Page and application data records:
»»
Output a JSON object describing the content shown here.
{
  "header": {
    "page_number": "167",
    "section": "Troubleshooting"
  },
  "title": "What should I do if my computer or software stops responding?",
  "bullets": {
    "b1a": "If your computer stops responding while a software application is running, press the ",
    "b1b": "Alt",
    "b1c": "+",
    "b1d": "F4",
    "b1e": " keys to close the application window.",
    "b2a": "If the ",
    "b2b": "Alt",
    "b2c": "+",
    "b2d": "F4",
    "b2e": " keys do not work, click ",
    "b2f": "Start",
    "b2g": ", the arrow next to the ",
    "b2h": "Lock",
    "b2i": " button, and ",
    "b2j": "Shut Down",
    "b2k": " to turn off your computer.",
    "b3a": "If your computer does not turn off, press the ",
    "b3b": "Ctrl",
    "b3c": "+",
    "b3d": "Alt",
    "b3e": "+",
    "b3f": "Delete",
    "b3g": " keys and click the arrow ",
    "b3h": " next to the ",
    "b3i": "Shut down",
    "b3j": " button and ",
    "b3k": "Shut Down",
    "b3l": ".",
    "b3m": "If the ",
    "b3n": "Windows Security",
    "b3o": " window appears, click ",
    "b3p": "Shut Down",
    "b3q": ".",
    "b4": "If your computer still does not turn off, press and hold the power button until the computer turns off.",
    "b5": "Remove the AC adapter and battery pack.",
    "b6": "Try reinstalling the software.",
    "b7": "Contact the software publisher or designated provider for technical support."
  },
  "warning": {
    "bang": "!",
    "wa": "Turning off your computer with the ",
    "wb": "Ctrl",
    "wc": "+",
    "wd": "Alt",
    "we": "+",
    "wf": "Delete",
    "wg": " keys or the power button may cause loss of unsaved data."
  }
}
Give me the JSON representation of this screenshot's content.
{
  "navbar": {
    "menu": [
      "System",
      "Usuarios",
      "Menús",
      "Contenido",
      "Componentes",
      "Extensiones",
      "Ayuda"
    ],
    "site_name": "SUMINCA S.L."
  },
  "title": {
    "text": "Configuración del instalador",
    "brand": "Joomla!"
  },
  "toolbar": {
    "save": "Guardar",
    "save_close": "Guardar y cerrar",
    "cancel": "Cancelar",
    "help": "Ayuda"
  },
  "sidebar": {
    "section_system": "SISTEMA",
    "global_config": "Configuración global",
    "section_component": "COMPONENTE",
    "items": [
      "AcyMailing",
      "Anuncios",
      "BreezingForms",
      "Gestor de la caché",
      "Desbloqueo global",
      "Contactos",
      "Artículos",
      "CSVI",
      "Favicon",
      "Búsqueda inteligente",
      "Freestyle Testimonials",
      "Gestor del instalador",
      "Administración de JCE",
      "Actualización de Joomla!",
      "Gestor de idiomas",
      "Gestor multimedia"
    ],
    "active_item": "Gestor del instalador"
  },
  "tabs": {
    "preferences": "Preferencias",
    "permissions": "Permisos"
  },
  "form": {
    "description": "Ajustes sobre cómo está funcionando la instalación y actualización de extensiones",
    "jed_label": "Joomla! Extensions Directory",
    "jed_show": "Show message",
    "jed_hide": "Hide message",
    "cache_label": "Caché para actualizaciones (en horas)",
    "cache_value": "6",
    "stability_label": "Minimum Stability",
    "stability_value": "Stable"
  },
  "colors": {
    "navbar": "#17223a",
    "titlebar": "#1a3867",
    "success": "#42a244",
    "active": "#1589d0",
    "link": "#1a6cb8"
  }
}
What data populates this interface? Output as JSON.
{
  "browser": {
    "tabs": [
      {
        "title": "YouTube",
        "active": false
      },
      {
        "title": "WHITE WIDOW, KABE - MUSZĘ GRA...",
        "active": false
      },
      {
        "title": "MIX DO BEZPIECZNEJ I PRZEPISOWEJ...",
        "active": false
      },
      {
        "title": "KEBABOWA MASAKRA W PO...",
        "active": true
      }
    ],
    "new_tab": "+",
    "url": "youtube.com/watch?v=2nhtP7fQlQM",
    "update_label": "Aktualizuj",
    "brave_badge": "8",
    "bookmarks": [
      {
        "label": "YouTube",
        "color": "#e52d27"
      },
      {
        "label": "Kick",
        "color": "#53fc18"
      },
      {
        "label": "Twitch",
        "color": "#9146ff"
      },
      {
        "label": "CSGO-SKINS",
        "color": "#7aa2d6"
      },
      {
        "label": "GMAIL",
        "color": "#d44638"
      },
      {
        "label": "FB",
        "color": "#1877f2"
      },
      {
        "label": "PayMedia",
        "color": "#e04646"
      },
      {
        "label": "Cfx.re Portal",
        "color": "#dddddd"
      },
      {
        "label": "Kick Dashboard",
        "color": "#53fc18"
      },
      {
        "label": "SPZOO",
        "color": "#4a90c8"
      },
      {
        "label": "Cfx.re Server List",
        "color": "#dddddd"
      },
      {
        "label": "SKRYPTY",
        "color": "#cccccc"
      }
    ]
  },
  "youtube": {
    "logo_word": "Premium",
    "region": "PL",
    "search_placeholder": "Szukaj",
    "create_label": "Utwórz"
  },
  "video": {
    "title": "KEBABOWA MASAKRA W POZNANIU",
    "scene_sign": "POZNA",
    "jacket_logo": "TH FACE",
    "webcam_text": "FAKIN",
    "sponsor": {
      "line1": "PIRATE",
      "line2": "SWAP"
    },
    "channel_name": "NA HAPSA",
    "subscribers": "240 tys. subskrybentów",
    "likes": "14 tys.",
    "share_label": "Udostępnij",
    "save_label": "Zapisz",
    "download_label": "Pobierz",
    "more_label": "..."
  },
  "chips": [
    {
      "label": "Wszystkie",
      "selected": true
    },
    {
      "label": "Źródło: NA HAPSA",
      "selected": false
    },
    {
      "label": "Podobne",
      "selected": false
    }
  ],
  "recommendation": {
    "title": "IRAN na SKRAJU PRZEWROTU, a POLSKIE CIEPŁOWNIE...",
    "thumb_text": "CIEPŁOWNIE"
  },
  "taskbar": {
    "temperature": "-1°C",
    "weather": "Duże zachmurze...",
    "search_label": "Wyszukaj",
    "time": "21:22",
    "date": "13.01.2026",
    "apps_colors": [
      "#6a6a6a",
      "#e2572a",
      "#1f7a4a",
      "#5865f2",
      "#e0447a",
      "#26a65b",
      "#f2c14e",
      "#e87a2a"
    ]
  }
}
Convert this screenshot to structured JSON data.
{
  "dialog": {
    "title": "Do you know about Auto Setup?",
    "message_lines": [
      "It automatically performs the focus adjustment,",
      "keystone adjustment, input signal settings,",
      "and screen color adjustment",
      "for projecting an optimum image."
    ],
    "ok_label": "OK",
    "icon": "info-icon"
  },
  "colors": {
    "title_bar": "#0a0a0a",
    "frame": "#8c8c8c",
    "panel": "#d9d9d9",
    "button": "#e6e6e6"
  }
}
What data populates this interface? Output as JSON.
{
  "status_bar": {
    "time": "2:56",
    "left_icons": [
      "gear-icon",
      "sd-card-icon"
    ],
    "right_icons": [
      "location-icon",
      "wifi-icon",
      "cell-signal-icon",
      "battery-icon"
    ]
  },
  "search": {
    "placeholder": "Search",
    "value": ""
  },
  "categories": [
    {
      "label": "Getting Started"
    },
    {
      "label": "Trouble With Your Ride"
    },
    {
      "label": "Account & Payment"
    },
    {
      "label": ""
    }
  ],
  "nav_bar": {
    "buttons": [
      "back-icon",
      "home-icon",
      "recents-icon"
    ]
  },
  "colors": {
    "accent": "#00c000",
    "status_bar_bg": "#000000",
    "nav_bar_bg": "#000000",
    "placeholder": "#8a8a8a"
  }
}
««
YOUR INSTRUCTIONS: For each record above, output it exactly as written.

EXERCISE OUTPUT:
Output a JSON object describing the content shown here.
{
  "header": {
    "page_number": "167",
    "section": "Troubleshooting"
  },
  "title": "What should I do if my computer or software stops responding?",
  "bullets": {
    "b1a": "If your computer stops responding while a software application is running, press the ",
    "b1b": "Alt",
    "b1c": "+",
    "b1d": "F4",
    "b1e": " keys to close the application window.",
    "b2a": "If the ",
    "b2b": "Alt",
    "b2c": "+",
    "b2d": "F4",
    "b2e": " keys do not work, click ",
    "b2f": "Start",
    "b2g": ", the arrow next to the ",
    "b2h": "Lock",
    "b2i": " button, and ",
    "b2j": "Shut Down",
    "b2k": " to turn off your computer.",
    "b3a": "If your computer does not turn off, press the ",
    "b3b": "Ctrl",
    "b3c": "+",
    "b3d": "Alt",
    "b3e": "+",
    "b3f": "Delete",
    "b3g": " keys and click the arrow ",
    "b3h": " next to the ",
    "b3i": "Shut down",
    "b3j": " button and ",
    "b3k": "Shut Down",
    "b3l": ".",
    "b3m": "If the ",
    "b3n": "Windows Security",
    "b3o": " window appears, click ",
    "b3p": "Shut Down",
    "b3q": ".",
    "b4": "If your computer still does not turn off, press and hold the power button until the computer turns off.",
    "b5": "Remove the AC adapter and battery pack.",
    "b6": "Try reinstalling the software.",
    "b7": "Contact the software publisher or designated provider for technical support."
  },
  "warning": {
    "bang": "!",
    "wa": "Turning off your computer with the ",
    "wb": "Ctrl",
    "wc": "+",
    "wd": "Alt",
    "we": "+",
    "wf": "Delete",
    "wg": " keys or the power button may cause loss of unsaved data."
  }
}
Give me the JSON representation of this screenshot's content.
{
  "navbar": {
    "menu": [
      "System",
      "Usuarios",
      "Menús",
      "Contenido",
      "Componentes",
      "Extensiones",
      "Ayuda"
    ],
    "site_name": "SUMINCA S.L."
  },
  "title": {
    "text": "Configuración del instalador",
    "brand": "Joomla!"
  },
  "toolbar": {
    "save": "Guardar",
    "save_close": "Guardar y cerrar",
    "cancel": "Cancelar",
    "help": "Ayuda"
  },
  "sidebar": {
    "section_system": "SISTEMA",
    "global_config": "Configuración global",
    "section_component": "COMPONENTE",
    "items": [
      "AcyMailing",
      "Anuncios",
      "BreezingForms",
      "Gestor de la caché",
      "Desbloqueo global",
      "Contactos",
      "Artículos",
      "CSVI",
      "Favicon",
      "Búsqueda inteligente",
      "Freestyle Testimonials",
      "Gestor del instalador",
      "Administración de JCE",
      "Actualización de Joomla!",
      "Gestor de idiomas",
      "Gestor multimedia"
    ],
    "active_item": "Gestor del instalador"
  },
  "tabs": {
    "preferences": "Preferencias",
    "permissions": "Permisos"
  },
  "form": {
    "description": "Ajustes sobre cómo está funcionando la instalación y actualización de extensiones",
    "jed_label": "Joomla! Extensions Directory",
    "jed_show": "Show message",
    "jed_hide": "Hide message",
    "cache_label": "Caché para actualizaciones (en horas)",
    "cache_value": "6",
    "stability_label": "Minimum Stability",
    "stability_value": "Stable"
  },
  "colors": {
    "navbar": "#17223a",
    "titlebar": "#1a3867",
    "success": "#42a244",
    "active": "#1589d0",
    "link": "#1a6cb8"
  }
}
What data populates this interface? Output as JSON.
{
  "browser": {
    "tabs": [
      {
        "title": "YouTube",
        "active": false
      },
      {
        "title": "WHITE WIDOW, KABE - MUSZĘ GRA...",
        "active": false
      },
      {
        "title": "MIX DO BEZPIECZNEJ I PRZEPISOWEJ...",
        "active": false
      },
      {
        "title": "KEBABOWA MASAKRA W PO...",
        "active": true
      }
    ],
    "new_tab": "+",
    "url": "youtube.com/watch?v=2nhtP7fQlQM",
    "update_label": "Aktualizuj",
    "brave_badge": "8",
    "bookmarks": [
      {
        "label": "YouTube",
        "color": "#e52d27"
      },
      {
        "label": "Kick",
        "color": "#53fc18"
      },
      {
        "label": "Twitch",
        "color": "#9146ff"
      },
      {
        "label": "CSGO-SKINS",
        "color": "#7aa2d6"
      },
      {
        "label": "GMAIL",
        "color": "#d44638"
      },
      {
        "label": "FB",
        "color": "#1877f2"
      },
      {
        "label": "PayMedia",
        "color": "#e04646"
      },
      {
        "label": "Cfx.re Portal",
        "color": "#dddddd"
      },
      {
        "label": "Kick Dashboard",
        "color": "#53fc18"
      },
      {
        "label": "SPZOO",
        "color": "#4a90c8"
      },
      {
        "label": "Cfx.re Server List",
        "color": "#dddddd"
      },
      {
        "label": "SKRYPTY",
        "color": "#cccccc"
      }
    ]
  },
  "youtube": {
    "logo_word": "Premium",
    "region": "PL",
    "search_placeholder": "Szukaj",
    "create_label": "Utwórz"
  },
  "video": {
    "title": "KEBABOWA MASAKRA W POZNANIU",
    "scene_sign": "POZNA",
    "jacket_logo": "TH FACE",
    "webcam_text": "FAKIN",
    "sponsor": {
      "line1": "PIRATE",
      "line2": "SWAP"
    },
    "channel_name": "NA HAPSA",
    "subscribers": "240 tys. subskrybentów",
    "likes": "14 tys.",
    "share_label": "Udostępnij",
    "save_label": "Zapisz",
    "download_label": "Pobierz",
    "more_label": "..."
  },
  "chips": [
    {
      "label": "Wszystkie",
      "selected": true
    },
    {
      "label": "Źródło: NA HAPSA",
      "selected": false
    },
    {
      "label": "Podobne",
      "selected": false
    }
  ],
  "recommendation": {
    "title": "IRAN na SKRAJU PRZEWROTU, a POLSKIE CIEPŁOWNIE...",
    "thumb_text": "CIEPŁOWNIE"
  },
  "taskbar": {
    "temperature": "-1°C",
    "weather": "Duże zachmurze...",
    "search_label": "Wyszukaj",
    "time": "21:22",
    "date": "13.01.2026",
    "apps_colors": [
      "#6a6a6a",
      "#e2572a",
      "#1f7a4a",
      "#5865f2",
      "#e0447a",
      "#26a65b",
      "#f2c14e",
      "#e87a2a"
    ]
  }
}
Convert this screenshot to structured JSON data.
{
  "dialog": {
    "title": "Do you know about Auto Setup?",
    "message_lines": [
      "It automatically performs the focus adjustment,",
      "keystone adjustment, input signal settings,",
      "and screen color adjustment",
      "for projecting an optimum image."
    ],
    "ok_label": "OK",
    "icon": "info-icon"
  },
  "colors": {
    "title_bar": "#0a0a0a",
    "frame": "#8c8c8c",
    "panel": "#d9d9d9",
    "button": "#e6e6e6"
  }
}
What data populates this interface? Output as JSON.
{
  "status_bar": {
    "time": "2:56",
    "left_icons": [
      "gear-icon",
      "sd-card-icon"
    ],
    "right_icons": [
      "location-icon",
      "wifi-icon",
      "cell-signal-icon",
      "battery-icon"
    ]
  },
  "search": {
    "placeholder": "Search",
    "value": ""
  },
  "categories": [
    {
      "label": "Getting Started"
    },
    {
      "label": "Trouble With Your Ride"
    },
    {
      "label": "Account & Payment"
    },
    {
      "label": ""
    }
  ],
  "nav_bar": {
    "buttons": [
      "back-icon",
      "home-icon",
      "recents-icon"
    ]
  },
  "colors": {
    "accent": "#00c000",
    "status_bar_bg": "#000000",
    "nav_bar_bg": "#000000",
    "placeholder": "#8a8a8a"
  }
}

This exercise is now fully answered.